> **Your objective**: Extract each line of the records below that contains the word "İçin".

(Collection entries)

- - -

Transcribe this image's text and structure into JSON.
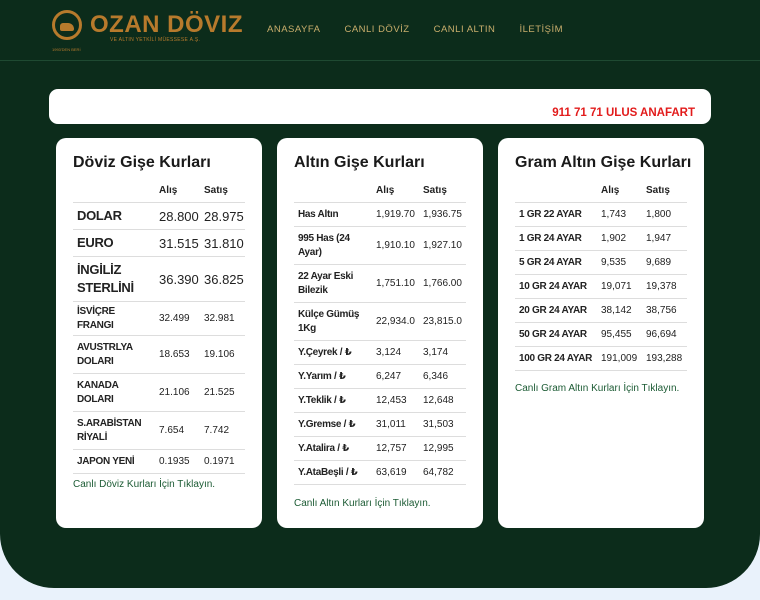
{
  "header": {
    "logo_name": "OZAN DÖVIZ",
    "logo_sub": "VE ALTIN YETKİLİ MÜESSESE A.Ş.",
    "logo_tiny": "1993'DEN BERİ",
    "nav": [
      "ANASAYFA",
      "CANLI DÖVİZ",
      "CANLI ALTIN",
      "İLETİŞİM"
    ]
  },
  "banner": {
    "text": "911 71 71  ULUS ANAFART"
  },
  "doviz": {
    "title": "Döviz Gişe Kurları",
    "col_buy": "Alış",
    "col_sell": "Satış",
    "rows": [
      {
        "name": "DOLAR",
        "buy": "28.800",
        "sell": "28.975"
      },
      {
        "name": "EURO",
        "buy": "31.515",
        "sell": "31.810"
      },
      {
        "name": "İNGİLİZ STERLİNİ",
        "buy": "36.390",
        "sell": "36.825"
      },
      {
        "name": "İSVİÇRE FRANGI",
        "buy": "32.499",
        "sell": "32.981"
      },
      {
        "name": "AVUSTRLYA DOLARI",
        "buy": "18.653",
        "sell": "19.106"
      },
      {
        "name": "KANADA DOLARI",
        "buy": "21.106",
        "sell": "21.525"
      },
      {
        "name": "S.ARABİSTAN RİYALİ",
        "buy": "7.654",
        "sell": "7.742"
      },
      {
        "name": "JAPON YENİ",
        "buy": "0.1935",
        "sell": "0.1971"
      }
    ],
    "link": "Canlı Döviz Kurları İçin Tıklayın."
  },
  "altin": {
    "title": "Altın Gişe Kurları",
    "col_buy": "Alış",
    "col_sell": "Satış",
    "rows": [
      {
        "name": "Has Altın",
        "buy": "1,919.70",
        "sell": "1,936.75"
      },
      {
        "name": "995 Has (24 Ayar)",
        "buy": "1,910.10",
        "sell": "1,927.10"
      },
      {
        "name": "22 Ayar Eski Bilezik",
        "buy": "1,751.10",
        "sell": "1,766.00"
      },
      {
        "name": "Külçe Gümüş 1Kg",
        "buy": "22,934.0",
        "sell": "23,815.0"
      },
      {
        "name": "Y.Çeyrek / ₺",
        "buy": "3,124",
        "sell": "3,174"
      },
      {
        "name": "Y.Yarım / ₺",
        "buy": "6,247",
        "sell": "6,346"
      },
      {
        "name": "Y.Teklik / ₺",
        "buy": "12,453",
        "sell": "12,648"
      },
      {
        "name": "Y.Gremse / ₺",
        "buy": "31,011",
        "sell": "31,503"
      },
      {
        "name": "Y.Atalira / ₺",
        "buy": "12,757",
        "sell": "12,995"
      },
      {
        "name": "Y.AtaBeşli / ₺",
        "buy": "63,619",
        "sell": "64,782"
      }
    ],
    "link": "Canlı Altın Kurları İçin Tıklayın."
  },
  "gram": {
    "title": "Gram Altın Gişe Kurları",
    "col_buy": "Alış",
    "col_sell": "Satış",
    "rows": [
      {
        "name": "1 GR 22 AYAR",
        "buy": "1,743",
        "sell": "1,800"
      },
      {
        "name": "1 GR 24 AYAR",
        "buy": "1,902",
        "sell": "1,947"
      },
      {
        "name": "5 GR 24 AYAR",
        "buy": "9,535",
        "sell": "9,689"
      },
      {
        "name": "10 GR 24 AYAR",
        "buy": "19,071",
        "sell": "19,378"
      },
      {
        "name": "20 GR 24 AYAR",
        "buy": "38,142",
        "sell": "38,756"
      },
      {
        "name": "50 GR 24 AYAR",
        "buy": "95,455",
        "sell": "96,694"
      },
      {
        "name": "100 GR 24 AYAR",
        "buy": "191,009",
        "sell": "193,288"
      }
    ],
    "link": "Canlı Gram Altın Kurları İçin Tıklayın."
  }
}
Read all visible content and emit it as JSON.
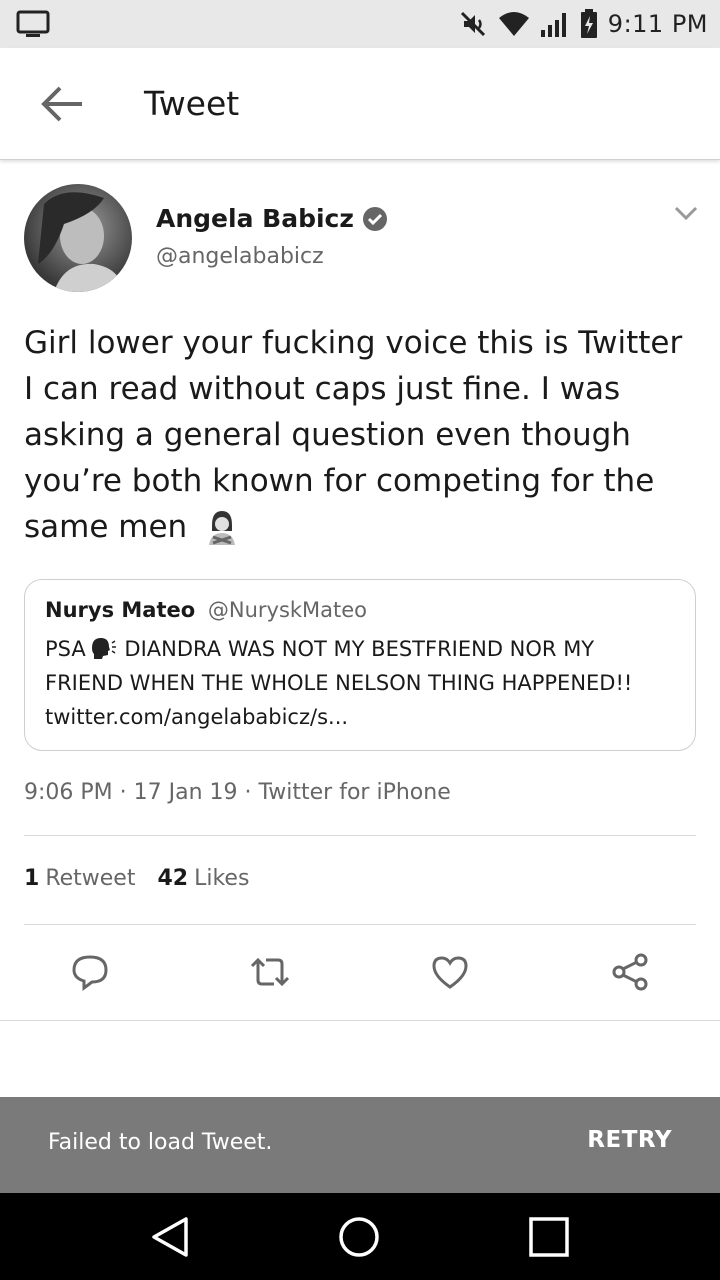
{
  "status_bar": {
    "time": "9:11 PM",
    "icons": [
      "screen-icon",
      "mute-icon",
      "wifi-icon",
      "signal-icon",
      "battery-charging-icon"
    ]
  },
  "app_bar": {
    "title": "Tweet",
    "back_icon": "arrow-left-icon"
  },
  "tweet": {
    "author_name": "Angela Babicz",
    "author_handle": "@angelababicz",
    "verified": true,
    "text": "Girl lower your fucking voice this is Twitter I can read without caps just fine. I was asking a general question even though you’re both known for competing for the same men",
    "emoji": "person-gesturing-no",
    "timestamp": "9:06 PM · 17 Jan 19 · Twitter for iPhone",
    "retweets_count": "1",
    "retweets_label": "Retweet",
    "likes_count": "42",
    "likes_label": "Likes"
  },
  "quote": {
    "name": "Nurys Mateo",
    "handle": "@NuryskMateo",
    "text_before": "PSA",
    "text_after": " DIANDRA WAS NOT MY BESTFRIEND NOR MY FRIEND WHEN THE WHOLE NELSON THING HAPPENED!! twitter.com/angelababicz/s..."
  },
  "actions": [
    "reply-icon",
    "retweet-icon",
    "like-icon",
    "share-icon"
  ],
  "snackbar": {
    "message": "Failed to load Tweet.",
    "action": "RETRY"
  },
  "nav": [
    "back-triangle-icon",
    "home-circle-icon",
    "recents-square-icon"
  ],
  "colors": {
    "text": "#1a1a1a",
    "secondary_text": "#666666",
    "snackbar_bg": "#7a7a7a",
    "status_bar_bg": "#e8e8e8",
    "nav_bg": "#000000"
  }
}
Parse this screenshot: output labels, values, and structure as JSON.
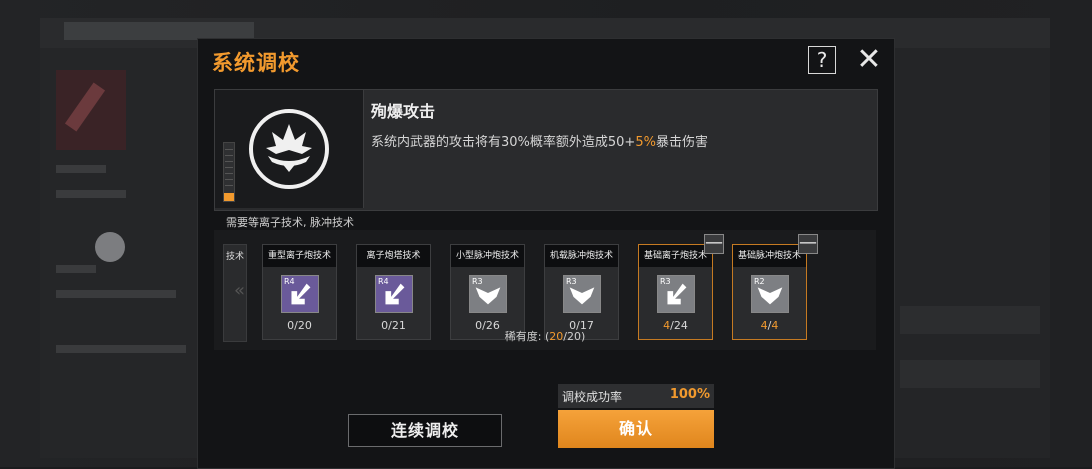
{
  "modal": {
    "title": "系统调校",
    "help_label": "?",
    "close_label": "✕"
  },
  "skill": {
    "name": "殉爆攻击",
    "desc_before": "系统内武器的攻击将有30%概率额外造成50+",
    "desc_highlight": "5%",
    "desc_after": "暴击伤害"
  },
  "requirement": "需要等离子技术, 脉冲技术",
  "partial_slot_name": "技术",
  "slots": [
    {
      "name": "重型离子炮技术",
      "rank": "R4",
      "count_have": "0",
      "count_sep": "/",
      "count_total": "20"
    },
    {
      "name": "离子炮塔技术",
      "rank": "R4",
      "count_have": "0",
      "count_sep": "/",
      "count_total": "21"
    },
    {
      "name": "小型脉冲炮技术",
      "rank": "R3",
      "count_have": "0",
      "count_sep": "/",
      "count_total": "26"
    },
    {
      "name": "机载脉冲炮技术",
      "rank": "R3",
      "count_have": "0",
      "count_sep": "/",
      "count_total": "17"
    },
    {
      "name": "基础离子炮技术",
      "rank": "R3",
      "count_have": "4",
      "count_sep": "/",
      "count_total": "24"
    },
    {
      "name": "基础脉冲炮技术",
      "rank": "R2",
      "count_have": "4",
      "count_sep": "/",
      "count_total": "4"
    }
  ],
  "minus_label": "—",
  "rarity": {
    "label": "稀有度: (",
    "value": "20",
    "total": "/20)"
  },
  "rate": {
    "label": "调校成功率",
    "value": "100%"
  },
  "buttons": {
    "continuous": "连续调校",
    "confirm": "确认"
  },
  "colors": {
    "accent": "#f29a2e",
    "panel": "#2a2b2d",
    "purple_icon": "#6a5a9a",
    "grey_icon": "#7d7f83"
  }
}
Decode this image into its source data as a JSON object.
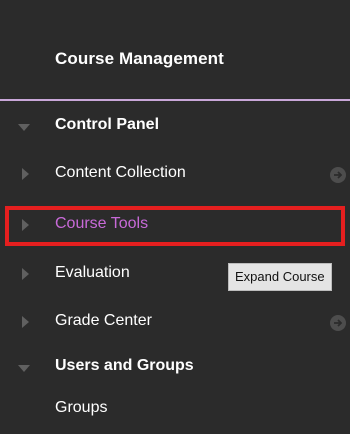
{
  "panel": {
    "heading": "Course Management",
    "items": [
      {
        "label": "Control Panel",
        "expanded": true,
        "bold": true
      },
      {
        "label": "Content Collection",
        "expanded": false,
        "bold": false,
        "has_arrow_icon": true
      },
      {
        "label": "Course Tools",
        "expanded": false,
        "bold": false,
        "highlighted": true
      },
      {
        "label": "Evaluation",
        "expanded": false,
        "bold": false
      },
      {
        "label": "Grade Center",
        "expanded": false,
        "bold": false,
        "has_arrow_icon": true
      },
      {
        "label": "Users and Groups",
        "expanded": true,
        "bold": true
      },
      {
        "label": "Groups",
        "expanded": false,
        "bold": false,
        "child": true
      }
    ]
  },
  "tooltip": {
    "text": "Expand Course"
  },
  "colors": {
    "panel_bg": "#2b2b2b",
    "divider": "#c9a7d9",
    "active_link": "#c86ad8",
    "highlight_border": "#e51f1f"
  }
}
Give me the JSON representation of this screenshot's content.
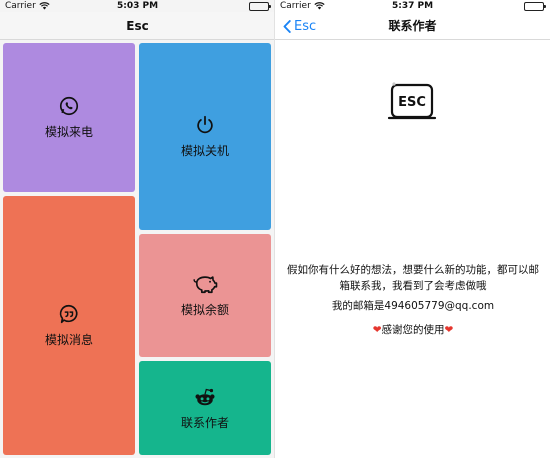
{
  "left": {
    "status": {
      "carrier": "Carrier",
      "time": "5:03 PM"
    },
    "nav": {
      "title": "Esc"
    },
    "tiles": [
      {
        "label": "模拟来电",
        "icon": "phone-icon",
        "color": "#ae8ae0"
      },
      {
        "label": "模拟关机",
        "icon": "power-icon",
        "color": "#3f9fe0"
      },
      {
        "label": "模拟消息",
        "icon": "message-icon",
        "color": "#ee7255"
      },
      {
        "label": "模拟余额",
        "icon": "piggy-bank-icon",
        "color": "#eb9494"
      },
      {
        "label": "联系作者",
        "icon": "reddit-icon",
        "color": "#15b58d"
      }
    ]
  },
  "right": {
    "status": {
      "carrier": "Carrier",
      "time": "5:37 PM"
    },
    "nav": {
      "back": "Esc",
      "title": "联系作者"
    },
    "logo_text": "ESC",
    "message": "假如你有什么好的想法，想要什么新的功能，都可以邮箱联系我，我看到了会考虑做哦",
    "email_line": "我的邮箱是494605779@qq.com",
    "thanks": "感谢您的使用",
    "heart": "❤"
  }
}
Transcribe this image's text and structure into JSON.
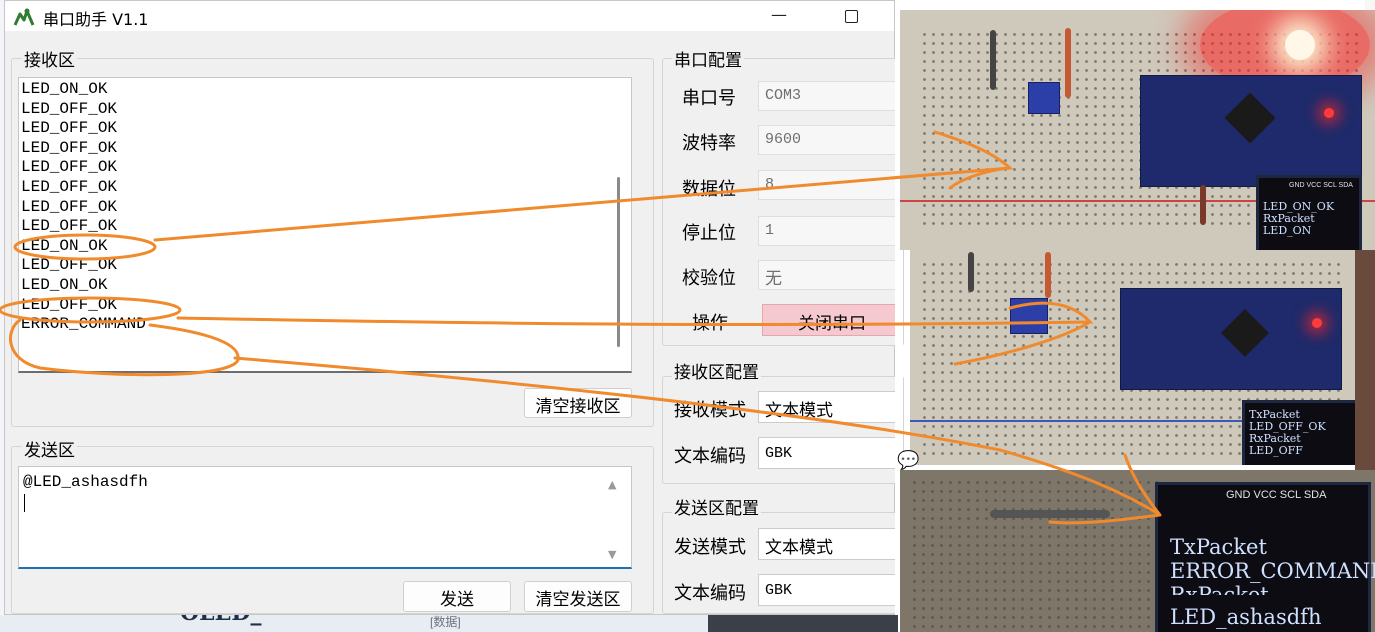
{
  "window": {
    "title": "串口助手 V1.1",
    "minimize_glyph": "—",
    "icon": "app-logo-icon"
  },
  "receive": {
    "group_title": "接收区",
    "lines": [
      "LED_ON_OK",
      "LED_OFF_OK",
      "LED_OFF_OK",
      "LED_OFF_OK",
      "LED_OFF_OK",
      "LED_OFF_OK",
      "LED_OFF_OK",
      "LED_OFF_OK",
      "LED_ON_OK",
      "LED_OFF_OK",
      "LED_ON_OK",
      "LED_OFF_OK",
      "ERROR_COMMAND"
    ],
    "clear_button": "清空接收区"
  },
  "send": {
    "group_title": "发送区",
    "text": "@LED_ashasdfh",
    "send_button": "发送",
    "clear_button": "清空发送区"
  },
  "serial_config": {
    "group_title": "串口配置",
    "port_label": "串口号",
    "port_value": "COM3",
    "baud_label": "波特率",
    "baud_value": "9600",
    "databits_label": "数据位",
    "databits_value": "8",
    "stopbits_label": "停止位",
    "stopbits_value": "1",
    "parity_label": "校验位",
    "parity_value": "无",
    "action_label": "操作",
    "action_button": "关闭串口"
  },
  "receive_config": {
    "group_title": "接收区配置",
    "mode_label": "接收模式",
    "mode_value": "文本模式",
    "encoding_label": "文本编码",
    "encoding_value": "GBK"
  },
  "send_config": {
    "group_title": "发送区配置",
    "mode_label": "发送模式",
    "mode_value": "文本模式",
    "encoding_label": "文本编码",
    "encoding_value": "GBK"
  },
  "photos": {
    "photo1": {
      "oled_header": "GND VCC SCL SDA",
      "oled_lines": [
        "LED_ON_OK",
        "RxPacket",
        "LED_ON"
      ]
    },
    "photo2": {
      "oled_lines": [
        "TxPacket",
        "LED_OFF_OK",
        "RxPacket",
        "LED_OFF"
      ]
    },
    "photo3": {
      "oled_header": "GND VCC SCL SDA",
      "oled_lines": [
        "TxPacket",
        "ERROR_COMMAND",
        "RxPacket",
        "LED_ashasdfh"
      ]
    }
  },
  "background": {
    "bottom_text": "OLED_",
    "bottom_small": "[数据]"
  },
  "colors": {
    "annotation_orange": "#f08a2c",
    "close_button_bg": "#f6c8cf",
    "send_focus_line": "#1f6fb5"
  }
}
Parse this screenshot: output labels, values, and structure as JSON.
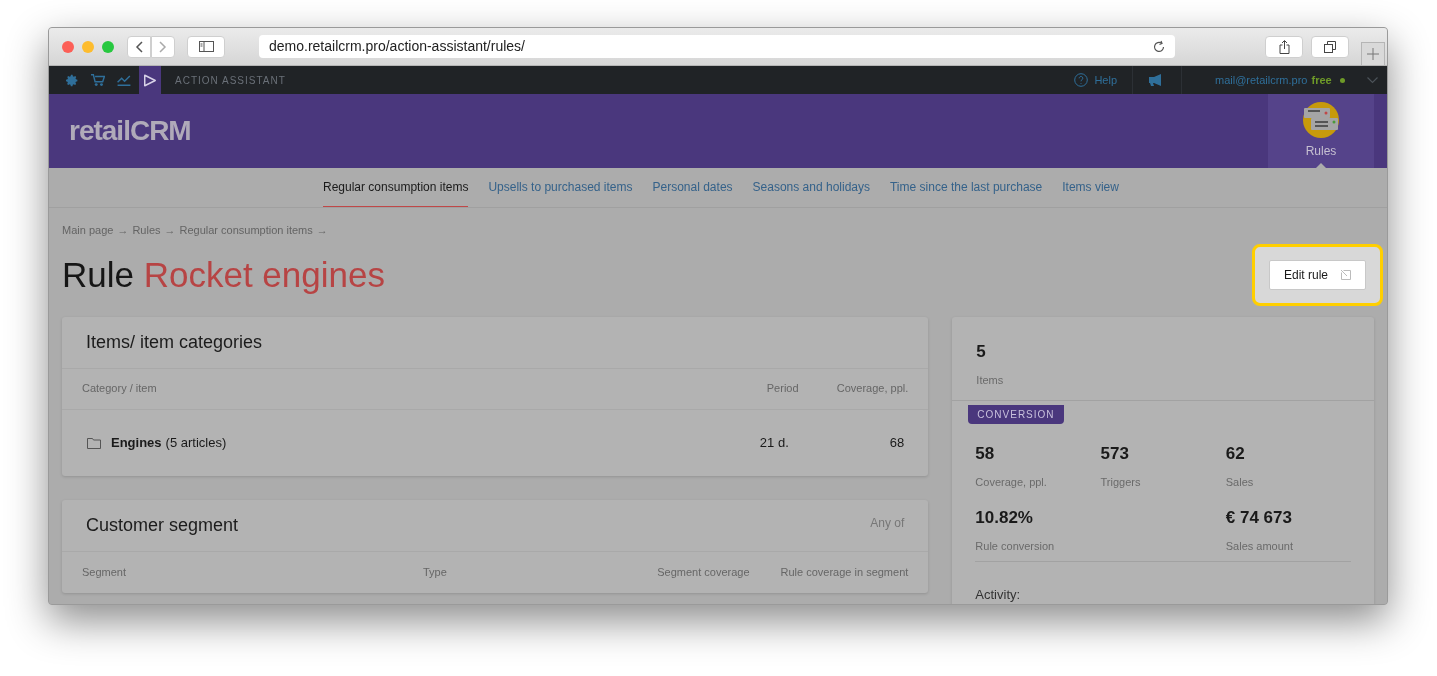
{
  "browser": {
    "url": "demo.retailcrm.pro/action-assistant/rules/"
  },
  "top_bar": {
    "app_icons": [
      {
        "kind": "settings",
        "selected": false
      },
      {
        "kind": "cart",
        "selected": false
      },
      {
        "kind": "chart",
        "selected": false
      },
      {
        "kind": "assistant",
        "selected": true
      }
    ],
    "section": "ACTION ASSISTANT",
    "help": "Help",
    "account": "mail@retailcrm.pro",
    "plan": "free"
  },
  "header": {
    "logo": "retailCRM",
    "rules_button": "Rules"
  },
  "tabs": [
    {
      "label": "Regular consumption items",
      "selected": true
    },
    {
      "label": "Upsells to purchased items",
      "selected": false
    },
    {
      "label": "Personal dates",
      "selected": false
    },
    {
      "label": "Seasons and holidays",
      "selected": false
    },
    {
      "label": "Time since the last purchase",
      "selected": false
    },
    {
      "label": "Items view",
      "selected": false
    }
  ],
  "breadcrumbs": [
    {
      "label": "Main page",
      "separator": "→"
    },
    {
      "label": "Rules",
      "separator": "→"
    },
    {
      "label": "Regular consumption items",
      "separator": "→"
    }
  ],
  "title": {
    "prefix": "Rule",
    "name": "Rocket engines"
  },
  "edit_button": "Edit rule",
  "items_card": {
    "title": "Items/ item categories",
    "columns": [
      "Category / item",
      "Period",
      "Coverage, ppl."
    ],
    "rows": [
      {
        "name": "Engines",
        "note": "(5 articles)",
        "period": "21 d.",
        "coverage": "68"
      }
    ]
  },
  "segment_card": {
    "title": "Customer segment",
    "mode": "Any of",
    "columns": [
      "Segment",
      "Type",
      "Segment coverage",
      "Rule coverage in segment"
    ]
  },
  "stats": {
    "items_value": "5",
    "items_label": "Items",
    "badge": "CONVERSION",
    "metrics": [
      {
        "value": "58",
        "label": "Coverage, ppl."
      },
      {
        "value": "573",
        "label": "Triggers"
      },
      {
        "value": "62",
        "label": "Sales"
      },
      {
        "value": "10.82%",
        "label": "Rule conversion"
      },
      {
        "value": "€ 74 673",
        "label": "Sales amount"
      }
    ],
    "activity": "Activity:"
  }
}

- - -

> **Task answer**:
    "link": "Canlı Döviz Kurları İçin Tıklayın."
    "link": "Canlı Altın Kurları İçin Tıklayın."
    "link": "Canlı Gram Altın Kurları İçin Tıklayın."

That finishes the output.